The second new premise is to acknowledge adversary IW mistakes. From this premise new questions emerge such as: How did Putin fail so badly in IW against Ukraine leading up to the Orange Revolution, the Maidan Revolution, and between 2014 and 2022? How can the U.S. facilitate Putin’s continued failure and avoid imitating his mistakes? How did the PRC spend so much and get so little in return from its efforts to make unification with the PRC attractive to the people of Taiwan, and in convincing its neighbors that increased PRC power is a benefit to them?

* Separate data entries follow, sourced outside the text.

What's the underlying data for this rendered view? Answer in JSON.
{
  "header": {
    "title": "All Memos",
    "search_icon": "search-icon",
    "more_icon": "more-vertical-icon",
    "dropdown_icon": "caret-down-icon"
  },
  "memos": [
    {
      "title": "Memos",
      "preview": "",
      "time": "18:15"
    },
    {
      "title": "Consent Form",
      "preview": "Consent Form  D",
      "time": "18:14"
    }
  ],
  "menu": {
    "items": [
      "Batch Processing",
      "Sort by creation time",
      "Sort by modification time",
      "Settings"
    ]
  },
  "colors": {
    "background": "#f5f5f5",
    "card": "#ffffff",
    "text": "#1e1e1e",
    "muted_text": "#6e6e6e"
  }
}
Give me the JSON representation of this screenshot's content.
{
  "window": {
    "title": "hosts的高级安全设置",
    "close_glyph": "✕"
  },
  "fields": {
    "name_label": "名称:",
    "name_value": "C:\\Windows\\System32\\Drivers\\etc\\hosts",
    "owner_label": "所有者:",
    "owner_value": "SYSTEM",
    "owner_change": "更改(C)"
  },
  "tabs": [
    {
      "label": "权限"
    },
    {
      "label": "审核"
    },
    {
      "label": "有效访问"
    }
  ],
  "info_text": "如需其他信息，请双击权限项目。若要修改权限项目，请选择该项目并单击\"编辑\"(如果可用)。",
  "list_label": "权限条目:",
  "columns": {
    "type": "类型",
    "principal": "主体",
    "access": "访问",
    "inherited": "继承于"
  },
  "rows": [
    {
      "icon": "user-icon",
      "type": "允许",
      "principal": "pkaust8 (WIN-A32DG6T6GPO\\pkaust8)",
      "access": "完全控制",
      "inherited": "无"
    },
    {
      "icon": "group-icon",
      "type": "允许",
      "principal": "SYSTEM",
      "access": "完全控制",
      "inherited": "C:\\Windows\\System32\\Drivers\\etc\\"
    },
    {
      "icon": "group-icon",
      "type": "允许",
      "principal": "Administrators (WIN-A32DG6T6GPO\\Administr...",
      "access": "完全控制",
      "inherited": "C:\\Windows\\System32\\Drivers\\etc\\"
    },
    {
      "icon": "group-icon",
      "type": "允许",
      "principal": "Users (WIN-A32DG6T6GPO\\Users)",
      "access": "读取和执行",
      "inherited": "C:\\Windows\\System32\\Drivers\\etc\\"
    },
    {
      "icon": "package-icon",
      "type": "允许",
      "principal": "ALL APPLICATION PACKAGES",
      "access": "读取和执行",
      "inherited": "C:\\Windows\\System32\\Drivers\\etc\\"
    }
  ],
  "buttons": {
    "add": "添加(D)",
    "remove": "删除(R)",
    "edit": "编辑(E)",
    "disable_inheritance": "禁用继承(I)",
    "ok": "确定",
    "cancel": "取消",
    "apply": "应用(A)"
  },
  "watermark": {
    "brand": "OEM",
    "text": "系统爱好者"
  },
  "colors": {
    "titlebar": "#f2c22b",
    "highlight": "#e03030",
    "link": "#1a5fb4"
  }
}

How can the U.S. facilitate continued PRC mistakes while avoiding similar mistakes?
The third new premise is that Russia and the PRC have studied U.S. IW closely to avoid the fate of the USSR. From this premise new questions emerge such as: How are U.S. adversaries trying to change the script and avoid Soviet mistakes? How can the U.S. thwart their efforts and create new traps for them? Kennedy-era reforms in U.S. IW helped win the Cold War but what will the U.S. need to conduct successful IW for the next half-century or more?
The three premises above and the related questions merely scratch the surface of what will emerge when we finally abandon the false narrative of consistent U.S. failure and adversary success in IW. The new premises and new questions do, however, start us on the road toward a more honest and accurate assessment of what the future of U.S. IW should look like.
Editor’s note: A longer discussion of many of these points will appear in the forthcoming Irregular Warfare Center book, titled The Future Faces of Irregular Warfare.
Tom Searle is a retired U.S. Army Special Forces officer with more than 30 years of experience in the Special Operations Community. During his military career he deployed to combat with every Active and Reserve Special Forces Group, JSOC, and most AFSOC and NAVSPECWARCOM elements. He earned a Ph.D. in Military History from Duke University and is currently a Professor at the Joint Special Operations University.